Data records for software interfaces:
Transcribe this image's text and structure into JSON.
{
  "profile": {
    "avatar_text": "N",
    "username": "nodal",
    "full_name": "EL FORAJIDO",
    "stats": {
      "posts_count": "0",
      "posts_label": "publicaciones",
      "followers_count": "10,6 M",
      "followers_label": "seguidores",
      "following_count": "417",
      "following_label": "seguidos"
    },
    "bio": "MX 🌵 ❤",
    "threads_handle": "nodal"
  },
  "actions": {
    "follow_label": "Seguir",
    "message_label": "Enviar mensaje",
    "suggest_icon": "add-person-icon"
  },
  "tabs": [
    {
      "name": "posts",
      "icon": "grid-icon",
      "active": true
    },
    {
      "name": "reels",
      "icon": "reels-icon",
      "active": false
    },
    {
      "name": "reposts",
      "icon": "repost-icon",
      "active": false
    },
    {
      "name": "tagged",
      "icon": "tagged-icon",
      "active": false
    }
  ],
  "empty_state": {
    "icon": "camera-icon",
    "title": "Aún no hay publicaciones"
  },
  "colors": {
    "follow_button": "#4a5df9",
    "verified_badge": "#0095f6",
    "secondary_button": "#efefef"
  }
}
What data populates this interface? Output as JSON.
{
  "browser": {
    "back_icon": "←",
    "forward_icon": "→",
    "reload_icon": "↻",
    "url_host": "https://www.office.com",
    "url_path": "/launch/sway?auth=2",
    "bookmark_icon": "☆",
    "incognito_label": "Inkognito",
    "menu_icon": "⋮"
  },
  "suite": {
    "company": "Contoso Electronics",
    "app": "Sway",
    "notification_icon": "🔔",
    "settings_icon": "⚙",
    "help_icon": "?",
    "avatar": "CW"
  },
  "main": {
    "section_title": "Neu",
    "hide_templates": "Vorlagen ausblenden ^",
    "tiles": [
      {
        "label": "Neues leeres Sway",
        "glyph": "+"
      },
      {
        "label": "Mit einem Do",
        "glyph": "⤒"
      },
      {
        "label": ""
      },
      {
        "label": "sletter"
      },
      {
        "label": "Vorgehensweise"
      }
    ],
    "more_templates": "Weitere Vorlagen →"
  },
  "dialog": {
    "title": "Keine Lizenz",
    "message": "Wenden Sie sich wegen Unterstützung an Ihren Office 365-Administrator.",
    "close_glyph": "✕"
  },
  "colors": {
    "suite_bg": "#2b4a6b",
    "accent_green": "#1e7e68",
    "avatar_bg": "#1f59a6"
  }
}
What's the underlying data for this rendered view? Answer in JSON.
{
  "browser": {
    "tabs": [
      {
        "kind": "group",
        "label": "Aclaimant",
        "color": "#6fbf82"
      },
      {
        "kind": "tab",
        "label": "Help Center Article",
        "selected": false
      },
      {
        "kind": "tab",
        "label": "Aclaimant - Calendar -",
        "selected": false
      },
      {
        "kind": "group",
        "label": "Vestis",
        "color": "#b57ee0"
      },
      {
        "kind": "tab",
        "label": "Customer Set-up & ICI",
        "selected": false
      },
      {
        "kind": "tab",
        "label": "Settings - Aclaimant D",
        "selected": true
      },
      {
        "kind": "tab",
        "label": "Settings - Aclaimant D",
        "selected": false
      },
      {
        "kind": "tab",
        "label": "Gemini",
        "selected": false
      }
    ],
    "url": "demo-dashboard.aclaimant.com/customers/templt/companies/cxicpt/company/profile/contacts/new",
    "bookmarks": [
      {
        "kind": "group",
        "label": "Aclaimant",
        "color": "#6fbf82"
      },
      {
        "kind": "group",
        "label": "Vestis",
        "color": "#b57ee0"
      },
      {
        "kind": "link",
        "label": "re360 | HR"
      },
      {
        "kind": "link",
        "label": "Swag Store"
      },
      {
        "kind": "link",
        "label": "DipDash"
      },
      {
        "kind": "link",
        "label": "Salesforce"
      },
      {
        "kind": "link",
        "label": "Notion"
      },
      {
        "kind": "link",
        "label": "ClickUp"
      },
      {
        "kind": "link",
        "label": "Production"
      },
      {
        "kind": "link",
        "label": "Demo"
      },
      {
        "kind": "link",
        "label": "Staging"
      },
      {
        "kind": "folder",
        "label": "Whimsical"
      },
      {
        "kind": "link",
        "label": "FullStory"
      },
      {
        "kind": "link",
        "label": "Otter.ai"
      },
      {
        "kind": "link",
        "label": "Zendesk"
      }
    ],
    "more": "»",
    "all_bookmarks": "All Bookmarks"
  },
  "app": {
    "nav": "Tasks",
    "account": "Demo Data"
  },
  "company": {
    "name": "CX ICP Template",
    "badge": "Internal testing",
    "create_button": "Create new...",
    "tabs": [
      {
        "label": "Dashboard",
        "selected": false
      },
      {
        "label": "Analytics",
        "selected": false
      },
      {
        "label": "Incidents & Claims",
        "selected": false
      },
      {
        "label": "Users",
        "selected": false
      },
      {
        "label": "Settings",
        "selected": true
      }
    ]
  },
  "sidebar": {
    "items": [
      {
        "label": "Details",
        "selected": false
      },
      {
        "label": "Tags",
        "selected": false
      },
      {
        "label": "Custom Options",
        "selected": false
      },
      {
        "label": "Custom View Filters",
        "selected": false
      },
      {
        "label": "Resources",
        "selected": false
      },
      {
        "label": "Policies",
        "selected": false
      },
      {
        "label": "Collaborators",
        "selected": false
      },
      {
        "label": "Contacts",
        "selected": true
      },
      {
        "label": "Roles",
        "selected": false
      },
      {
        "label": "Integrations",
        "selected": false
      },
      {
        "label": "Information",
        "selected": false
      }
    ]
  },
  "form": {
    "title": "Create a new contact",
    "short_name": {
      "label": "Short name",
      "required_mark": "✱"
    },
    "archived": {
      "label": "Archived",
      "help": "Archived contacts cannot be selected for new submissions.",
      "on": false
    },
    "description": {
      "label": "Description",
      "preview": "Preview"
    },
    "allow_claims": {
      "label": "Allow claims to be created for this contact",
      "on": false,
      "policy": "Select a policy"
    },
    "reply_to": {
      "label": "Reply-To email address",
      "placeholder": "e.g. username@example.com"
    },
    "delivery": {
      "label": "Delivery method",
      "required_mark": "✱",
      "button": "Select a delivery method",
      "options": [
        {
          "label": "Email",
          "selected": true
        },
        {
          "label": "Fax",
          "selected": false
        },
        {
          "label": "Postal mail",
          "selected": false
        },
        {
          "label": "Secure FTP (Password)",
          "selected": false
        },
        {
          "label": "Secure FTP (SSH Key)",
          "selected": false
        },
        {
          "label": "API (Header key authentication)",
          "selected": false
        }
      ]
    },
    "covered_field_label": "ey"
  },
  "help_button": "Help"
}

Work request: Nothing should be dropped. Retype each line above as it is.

Written answer:
Transcribe this image's text and structure into JSON.
{
  "profile": {
    "avatar_text": "N",
    "username": "nodal",
    "full_name": "EL FORAJIDO",
    "stats": {
      "posts_count": "0",
      "posts_label": "publicaciones",
      "followers_count": "10,6 M",
      "followers_label": "seguidores",
      "following_count": "417",
      "following_label": "seguidos"
    },
    "bio": "MX 🌵 ❤",
    "threads_handle": "nodal"
  },
  "actions": {
    "follow_label": "Seguir",
    "message_label": "Enviar mensaje",
    "suggest_icon": "add-person-icon"
  },
  "tabs": [
    {
      "name": "posts",
      "icon": "grid-icon",
      "active": true
    },
    {
      "name": "reels",
      "icon": "reels-icon",
      "active": false
    },
    {
      "name": "reposts",
      "icon": "repost-icon",
      "active": false
    },
    {
      "name": "tagged",
      "icon": "tagged-icon",
      "active": false
    }
  ],
  "empty_state": {
    "icon": "camera-icon",
    "title": "Aún no hay publicaciones"
  },
  "colors": {
    "follow_button": "#4a5df9",
    "verified_badge": "#0095f6",
    "secondary_button": "#efefef"
  }
}
What data populates this interface? Output as JSON.
{
  "browser": {
    "back_icon": "←",
    "forward_icon": "→",
    "reload_icon": "↻",
    "url_host": "https://www.office.com",
    "url_path": "/launch/sway?auth=2",
    "bookmark_icon": "☆",
    "incognito_label": "Inkognito",
    "menu_icon": "⋮"
  },
  "suite": {
    "company": "Contoso Electronics",
    "app": "Sway",
    "notification_icon": "🔔",
    "settings_icon": "⚙",
    "help_icon": "?",
    "avatar": "CW"
  },
  "main": {
    "section_title": "Neu",
    "hide_templates": "Vorlagen ausblenden ^",
    "tiles": [
      {
        "label": "Neues leeres Sway",
        "glyph": "+"
      },
      {
        "label": "Mit einem Do",
        "glyph": "⤒"
      },
      {
        "label": ""
      },
      {
        "label": "sletter"
      },
      {
        "label": "Vorgehensweise"
      }
    ],
    "more_templates": "Weitere Vorlagen →"
  },
  "dialog": {
    "title": "Keine Lizenz",
    "message": "Wenden Sie sich wegen Unterstützung an Ihren Office 365-Administrator.",
    "close_glyph": "✕"
  },
  "colors": {
    "suite_bg": "#2b4a6b",
    "accent_green": "#1e7e68",
    "avatar_bg": "#1f59a6"
  }
}
What's the underlying data for this rendered view? Answer in JSON.
{
  "browser": {
    "tabs": [
      {
        "kind": "group",
        "label": "Aclaimant",
        "color": "#6fbf82"
      },
      {
        "kind": "tab",
        "label": "Help Center Article",
        "selected": false
      },
      {
        "kind": "tab",
        "label": "Aclaimant - Calendar -",
        "selected": false
      },
      {
        "kind": "group",
        "label": "Vestis",
        "color": "#b57ee0"
      },
      {
        "kind": "tab",
        "label": "Customer Set-up & ICI",
        "selected": false
      },
      {
        "kind": "tab",
        "label": "Settings - Aclaimant D",
        "selected": true
      },
      {
        "kind": "tab",
        "label": "Settings - Aclaimant D",
        "selected": false
      },
      {
        "kind": "tab",
        "label": "Gemini",
        "selected": false
      }
    ],
    "url": "demo-dashboard.aclaimant.com/customers/templt/companies/cxicpt/company/profile/contacts/new",
    "bookmarks": [
      {
        "kind": "group",
        "label": "Aclaimant",
        "color": "#6fbf82"
      },
      {
        "kind": "group",
        "label": "Vestis",
        "color": "#b57ee0"
      },
      {
        "kind": "link",
        "label": "re360 | HR"
      },
      {
        "kind": "link",
        "label": "Swag Store"
      },
      {
        "kind": "link",
        "label": "DipDash"
      },
      {
        "kind": "link",
        "label": "Salesforce"
      },
      {
        "kind": "link",
        "label": "Notion"
      },
      {
        "kind": "link",
        "label": "ClickUp"
      },
      {
        "kind": "link",
        "label": "Production"
      },
      {
        "kind": "link",
        "label": "Demo"
      },
      {
        "kind": "link",
        "label": "Staging"
      },
      {
        "kind": "folder",
        "label": "Whimsical"
      },
      {
        "kind": "link",
        "label": "FullStory"
      },
      {
        "kind": "link",
        "label": "Otter.ai"
      },
      {
        "kind": "link",
        "label": "Zendesk"
      }
    ],
    "more": "»",
    "all_bookmarks": "All Bookmarks"
  },
  "app": {
    "nav": "Tasks",
    "account": "Demo Data"
  },
  "company": {
    "name": "CX ICP Template",
    "badge": "Internal testing",
    "create_button": "Create new...",
    "tabs": [
      {
        "label": "Dashboard",
        "selected": false
      },
      {
        "label": "Analytics",
        "selected": false
      },
      {
        "label": "Incidents & Claims",
        "selected": false
      },
      {
        "label": "Users",
        "selected": false
      },
      {
        "label": "Settings",
        "selected": true
      }
    ]
  },
  "sidebar": {
    "items": [
      {
        "label": "Details",
        "selected": false
      },
      {
        "label": "Tags",
        "selected": false
      },
      {
        "label": "Custom Options",
        "selected": false
      },
      {
        "label": "Custom View Filters",
        "selected": false
      },
      {
        "label": "Resources",
        "selected": false
      },
      {
        "label": "Policies",
        "selected": false
      },
      {
        "label": "Collaborators",
        "selected": false
      },
      {
        "label": "Contacts",
        "selected": true
      },
      {
        "label": "Roles",
        "selected": false
      },
      {
        "label": "Integrations",
        "selected": false
      },
      {
        "label": "Information",
        "selected": false
      }
    ]
  },
  "form": {
    "title": "Create a new contact",
    "short_name": {
      "label": "Short name",
      "required_mark": "✱"
    },
    "archived": {
      "label": "Archived",
      "help": "Archived contacts cannot be selected for new submissions.",
      "on": false
    },
    "description": {
      "label": "Description",
      "preview": "Preview"
    },
    "allow_claims": {
      "label": "Allow claims to be created for this contact",
      "on": false,
      "policy": "Select a policy"
    },
    "reply_to": {
      "label": "Reply-To email address",
      "placeholder": "e.g. username@example.com"
    },
    "delivery": {
      "label": "Delivery method",
      "required_mark": "✱",
      "button": "Select a delivery method",
      "options": [
        {
          "label": "Email",
          "selected": true
        },
        {
          "label": "Fax",
          "selected": false
        },
        {
          "label": "Postal mail",
          "selected": false
        },
        {
          "label": "Secure FTP (Password)",
          "selected": false
        },
        {
          "label": "Secure FTP (SSH Key)",
          "selected": false
        },
        {
          "label": "API (Header key authentication)",
          "selected": false
        }
      ]
    },
    "covered_field_label": "ey"
  },
  "help_button": "Help"
}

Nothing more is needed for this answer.